• _WHAT TO PRODUCE_: Which lines of the data below hold "JSON"? Copy each of them.

-----

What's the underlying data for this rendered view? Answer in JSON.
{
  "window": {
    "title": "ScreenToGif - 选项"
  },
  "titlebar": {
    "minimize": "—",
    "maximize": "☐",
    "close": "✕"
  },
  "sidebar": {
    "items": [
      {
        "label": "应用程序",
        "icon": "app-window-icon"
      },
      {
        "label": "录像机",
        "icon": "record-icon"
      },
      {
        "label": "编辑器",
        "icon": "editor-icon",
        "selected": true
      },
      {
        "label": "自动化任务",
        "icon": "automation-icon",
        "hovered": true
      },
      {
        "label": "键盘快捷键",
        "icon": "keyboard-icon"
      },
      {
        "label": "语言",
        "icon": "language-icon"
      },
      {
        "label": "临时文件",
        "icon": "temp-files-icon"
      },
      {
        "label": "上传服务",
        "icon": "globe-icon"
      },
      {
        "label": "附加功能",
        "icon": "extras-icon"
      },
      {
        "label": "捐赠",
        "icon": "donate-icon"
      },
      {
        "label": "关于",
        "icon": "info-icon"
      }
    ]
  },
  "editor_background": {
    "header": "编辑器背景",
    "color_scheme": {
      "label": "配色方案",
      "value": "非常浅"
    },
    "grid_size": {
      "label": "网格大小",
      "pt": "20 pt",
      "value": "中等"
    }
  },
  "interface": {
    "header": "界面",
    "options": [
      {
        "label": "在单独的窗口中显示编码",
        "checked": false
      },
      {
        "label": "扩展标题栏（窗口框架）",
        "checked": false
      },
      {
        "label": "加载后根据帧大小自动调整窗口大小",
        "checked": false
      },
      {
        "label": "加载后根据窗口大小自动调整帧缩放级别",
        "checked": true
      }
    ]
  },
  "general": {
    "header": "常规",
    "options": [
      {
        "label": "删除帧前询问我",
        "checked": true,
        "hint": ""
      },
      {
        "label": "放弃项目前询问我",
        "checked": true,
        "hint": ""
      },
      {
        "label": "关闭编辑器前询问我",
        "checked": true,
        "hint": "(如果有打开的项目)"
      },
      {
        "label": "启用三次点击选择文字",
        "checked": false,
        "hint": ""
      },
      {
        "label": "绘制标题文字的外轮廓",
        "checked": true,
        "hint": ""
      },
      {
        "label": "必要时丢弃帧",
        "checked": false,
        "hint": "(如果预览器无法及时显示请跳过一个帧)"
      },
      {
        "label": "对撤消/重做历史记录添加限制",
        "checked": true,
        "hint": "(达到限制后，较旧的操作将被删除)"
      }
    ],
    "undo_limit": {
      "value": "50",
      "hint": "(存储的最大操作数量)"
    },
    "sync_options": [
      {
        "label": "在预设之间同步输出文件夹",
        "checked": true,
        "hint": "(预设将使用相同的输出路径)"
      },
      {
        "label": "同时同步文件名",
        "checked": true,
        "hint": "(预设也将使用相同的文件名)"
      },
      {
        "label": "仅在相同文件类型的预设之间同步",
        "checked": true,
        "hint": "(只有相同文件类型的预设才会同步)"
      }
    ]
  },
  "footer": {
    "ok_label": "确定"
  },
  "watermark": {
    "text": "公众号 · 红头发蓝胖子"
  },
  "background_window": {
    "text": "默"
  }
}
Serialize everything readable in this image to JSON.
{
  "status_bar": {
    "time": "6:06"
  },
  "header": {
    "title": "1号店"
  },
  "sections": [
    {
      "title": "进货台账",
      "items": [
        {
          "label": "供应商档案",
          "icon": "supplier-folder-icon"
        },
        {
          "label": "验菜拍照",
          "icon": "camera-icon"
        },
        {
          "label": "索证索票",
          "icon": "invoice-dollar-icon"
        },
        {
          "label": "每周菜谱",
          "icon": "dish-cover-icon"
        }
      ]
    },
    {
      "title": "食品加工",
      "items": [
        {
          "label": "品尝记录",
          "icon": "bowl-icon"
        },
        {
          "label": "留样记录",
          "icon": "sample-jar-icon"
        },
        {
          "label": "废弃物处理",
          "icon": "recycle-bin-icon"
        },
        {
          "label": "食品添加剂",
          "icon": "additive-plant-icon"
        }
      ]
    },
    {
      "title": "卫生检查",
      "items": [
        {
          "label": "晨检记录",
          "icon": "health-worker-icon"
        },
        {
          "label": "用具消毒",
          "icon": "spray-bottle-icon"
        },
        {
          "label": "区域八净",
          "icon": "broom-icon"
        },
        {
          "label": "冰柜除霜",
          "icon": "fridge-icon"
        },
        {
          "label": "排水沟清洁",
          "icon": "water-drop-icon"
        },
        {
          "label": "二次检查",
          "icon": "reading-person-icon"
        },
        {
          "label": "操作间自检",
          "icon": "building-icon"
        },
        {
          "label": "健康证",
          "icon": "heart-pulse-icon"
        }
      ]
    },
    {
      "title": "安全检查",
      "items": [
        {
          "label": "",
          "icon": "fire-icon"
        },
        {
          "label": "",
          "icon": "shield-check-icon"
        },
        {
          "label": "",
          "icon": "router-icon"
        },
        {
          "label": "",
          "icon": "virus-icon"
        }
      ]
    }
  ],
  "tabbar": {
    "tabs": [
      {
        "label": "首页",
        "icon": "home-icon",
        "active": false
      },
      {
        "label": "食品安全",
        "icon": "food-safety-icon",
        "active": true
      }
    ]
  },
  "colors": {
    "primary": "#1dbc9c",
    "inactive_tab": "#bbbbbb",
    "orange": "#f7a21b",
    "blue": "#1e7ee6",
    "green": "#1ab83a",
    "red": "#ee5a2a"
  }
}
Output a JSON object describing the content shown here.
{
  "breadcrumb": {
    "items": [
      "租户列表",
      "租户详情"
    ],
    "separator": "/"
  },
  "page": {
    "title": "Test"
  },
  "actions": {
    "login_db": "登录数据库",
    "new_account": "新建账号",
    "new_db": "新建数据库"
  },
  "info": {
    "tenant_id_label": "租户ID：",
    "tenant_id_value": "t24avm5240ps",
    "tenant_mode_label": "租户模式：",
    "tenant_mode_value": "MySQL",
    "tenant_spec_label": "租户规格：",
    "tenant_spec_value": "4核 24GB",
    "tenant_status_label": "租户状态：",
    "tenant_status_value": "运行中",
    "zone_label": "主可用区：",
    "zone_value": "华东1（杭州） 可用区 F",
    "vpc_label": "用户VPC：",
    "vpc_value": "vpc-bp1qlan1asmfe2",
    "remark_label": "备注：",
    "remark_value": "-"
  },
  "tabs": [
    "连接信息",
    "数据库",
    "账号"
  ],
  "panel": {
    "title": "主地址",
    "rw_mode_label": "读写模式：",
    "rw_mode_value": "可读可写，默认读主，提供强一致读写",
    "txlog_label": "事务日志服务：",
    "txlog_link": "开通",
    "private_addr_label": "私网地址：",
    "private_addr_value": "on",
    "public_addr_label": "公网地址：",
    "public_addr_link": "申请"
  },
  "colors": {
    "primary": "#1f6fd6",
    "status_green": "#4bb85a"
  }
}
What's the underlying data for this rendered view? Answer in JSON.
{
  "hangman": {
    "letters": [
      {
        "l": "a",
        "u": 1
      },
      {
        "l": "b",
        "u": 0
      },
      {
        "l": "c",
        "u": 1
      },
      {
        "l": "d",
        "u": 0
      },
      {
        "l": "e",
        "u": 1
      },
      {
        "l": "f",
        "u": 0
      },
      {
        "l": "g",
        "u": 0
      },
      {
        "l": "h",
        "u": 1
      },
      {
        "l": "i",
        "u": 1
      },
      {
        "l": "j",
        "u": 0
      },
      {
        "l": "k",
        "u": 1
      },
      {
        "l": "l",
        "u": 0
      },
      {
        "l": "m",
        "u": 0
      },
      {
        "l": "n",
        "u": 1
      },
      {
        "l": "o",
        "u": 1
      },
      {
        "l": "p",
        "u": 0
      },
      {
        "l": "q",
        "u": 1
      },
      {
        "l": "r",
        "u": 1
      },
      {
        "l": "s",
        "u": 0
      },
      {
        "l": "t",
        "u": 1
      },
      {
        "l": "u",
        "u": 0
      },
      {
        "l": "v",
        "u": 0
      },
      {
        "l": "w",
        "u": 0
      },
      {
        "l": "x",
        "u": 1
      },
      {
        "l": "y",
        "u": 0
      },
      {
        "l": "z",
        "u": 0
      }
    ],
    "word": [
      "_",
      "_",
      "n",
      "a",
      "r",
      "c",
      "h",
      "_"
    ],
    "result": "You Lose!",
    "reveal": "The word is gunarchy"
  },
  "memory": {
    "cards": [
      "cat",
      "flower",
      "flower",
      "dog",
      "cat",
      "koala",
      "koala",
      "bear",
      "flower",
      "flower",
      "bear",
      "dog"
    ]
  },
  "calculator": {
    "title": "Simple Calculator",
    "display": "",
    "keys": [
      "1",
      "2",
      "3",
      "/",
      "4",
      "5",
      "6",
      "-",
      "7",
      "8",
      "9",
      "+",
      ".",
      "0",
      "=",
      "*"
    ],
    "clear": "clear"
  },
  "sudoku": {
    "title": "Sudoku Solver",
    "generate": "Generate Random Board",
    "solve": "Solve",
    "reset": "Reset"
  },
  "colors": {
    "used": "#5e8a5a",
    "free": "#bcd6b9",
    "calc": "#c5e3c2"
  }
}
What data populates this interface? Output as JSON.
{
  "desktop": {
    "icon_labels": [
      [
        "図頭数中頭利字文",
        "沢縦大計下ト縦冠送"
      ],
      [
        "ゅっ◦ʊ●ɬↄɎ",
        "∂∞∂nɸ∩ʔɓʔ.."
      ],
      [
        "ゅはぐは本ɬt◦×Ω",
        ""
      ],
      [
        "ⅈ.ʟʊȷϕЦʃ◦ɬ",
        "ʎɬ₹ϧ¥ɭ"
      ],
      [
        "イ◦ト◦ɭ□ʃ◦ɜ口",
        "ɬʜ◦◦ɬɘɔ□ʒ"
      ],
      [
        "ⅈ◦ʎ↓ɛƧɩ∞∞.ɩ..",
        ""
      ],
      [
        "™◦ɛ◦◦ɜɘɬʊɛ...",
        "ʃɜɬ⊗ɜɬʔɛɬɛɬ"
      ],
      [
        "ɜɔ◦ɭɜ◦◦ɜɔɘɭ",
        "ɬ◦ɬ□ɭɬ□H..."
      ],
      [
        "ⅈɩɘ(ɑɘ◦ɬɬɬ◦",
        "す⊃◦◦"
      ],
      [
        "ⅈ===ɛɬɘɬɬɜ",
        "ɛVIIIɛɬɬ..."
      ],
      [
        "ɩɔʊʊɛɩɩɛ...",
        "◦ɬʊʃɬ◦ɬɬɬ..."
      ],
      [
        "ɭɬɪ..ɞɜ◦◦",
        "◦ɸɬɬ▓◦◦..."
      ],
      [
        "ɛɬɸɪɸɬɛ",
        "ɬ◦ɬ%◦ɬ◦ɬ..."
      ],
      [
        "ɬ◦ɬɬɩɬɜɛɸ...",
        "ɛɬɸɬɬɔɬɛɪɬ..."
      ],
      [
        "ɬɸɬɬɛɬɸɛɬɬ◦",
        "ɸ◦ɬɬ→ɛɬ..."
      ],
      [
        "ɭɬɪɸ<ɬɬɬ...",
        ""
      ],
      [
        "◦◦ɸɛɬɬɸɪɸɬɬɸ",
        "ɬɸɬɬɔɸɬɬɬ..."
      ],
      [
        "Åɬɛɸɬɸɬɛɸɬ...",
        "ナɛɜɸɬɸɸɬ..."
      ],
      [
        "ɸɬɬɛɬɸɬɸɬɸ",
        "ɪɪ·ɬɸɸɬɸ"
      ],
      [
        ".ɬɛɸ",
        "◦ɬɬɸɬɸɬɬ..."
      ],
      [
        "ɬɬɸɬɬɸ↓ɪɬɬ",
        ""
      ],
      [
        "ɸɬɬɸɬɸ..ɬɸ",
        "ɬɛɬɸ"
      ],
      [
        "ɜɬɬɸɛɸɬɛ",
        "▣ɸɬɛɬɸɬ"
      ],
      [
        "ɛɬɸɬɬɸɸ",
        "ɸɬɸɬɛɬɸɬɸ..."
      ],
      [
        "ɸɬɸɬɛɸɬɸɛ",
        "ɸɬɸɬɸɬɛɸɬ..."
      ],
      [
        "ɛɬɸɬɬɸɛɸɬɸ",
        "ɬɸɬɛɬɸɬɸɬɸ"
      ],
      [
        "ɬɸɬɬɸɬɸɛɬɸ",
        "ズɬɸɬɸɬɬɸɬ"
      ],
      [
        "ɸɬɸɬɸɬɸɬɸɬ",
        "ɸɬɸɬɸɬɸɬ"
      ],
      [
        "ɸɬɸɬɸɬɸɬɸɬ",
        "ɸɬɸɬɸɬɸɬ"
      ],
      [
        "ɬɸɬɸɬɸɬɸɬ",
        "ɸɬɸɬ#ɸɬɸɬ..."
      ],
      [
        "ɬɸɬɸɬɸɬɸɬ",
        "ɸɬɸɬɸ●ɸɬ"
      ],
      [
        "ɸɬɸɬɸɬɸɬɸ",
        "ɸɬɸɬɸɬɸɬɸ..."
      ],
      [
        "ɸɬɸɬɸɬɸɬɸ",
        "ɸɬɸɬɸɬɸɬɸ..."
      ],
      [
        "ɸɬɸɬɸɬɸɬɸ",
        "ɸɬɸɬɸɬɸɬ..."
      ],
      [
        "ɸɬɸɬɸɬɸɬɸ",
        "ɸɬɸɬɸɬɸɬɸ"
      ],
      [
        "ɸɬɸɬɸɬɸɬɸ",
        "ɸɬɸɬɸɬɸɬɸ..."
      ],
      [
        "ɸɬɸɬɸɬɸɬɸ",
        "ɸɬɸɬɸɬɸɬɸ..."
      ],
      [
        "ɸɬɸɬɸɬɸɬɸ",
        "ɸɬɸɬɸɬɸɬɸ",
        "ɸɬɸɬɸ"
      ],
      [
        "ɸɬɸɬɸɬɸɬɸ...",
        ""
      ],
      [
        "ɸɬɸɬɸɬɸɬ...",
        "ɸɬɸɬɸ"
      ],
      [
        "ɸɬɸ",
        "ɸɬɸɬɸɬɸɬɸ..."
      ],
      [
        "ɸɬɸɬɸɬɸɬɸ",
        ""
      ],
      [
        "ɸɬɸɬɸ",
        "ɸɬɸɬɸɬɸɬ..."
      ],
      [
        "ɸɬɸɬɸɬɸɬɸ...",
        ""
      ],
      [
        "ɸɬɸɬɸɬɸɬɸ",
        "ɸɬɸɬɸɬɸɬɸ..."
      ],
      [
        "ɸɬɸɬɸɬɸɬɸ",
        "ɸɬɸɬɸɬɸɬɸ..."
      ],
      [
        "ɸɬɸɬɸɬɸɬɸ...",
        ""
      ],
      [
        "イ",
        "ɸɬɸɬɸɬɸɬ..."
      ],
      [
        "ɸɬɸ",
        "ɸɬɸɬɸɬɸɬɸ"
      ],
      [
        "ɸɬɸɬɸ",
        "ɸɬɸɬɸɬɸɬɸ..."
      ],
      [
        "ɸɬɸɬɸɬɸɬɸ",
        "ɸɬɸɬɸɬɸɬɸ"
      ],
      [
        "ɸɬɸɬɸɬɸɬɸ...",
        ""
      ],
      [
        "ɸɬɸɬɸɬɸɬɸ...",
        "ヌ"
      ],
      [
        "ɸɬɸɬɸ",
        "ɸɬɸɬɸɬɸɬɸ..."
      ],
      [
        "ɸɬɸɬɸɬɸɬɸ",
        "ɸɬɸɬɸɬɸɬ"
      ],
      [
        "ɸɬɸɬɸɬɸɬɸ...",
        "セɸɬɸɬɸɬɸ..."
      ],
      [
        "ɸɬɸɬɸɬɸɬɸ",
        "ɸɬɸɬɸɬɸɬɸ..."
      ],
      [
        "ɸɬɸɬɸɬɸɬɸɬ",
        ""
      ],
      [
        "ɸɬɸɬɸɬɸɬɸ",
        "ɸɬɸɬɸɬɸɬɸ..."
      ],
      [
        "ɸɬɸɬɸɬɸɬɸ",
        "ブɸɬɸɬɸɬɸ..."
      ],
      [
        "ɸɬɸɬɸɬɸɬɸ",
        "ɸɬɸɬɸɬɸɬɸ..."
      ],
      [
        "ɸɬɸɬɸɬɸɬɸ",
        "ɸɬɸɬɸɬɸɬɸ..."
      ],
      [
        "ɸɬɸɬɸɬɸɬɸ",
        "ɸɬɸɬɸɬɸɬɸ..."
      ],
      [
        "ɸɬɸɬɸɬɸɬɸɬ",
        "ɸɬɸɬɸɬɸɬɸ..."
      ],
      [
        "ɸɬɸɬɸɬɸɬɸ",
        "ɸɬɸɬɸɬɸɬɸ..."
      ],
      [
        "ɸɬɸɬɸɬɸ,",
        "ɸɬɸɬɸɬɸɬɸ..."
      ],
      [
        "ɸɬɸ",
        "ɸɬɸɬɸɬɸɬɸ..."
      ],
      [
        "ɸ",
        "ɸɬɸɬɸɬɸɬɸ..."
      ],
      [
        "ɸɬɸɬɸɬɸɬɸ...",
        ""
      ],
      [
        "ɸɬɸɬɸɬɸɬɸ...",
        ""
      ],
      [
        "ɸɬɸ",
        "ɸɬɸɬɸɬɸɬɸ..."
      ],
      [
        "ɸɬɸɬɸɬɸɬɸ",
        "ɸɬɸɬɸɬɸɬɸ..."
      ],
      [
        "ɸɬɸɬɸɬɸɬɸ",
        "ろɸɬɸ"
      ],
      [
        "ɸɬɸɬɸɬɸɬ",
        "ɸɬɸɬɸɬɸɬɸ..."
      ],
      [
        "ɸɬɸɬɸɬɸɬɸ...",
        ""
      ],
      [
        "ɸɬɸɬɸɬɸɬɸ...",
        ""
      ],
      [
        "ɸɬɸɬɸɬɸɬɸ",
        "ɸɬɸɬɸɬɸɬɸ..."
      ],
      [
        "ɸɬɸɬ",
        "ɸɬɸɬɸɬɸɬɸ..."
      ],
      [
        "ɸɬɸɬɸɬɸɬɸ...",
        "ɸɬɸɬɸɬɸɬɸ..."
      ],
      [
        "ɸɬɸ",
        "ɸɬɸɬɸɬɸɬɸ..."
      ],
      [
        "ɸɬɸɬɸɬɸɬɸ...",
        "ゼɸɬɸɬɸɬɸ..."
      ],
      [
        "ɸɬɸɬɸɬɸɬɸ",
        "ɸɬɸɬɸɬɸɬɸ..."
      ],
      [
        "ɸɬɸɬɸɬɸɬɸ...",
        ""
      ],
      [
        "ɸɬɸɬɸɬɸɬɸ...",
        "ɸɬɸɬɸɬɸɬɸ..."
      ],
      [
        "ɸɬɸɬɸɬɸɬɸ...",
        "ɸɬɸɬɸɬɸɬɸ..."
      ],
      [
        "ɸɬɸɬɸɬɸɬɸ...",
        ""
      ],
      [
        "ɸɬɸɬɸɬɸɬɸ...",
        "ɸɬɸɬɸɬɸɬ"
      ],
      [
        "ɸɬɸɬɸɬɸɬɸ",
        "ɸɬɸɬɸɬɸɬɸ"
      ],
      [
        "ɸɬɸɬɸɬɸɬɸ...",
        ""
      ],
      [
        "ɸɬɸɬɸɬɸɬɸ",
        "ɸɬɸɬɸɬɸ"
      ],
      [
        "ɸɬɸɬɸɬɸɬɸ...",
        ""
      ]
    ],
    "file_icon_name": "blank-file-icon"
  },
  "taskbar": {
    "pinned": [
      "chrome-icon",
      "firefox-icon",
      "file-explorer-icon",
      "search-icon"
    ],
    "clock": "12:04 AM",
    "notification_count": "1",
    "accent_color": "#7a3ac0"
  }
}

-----

• _SOLUTION_:
What's the underlying data for this rendered view? Answer in JSON.
Serialize everything readable in this image to JSON.
Output a JSON object describing the content shown here.
What's the underlying data for this rendered view? Answer in JSON.
What data populates this interface? Output as JSON.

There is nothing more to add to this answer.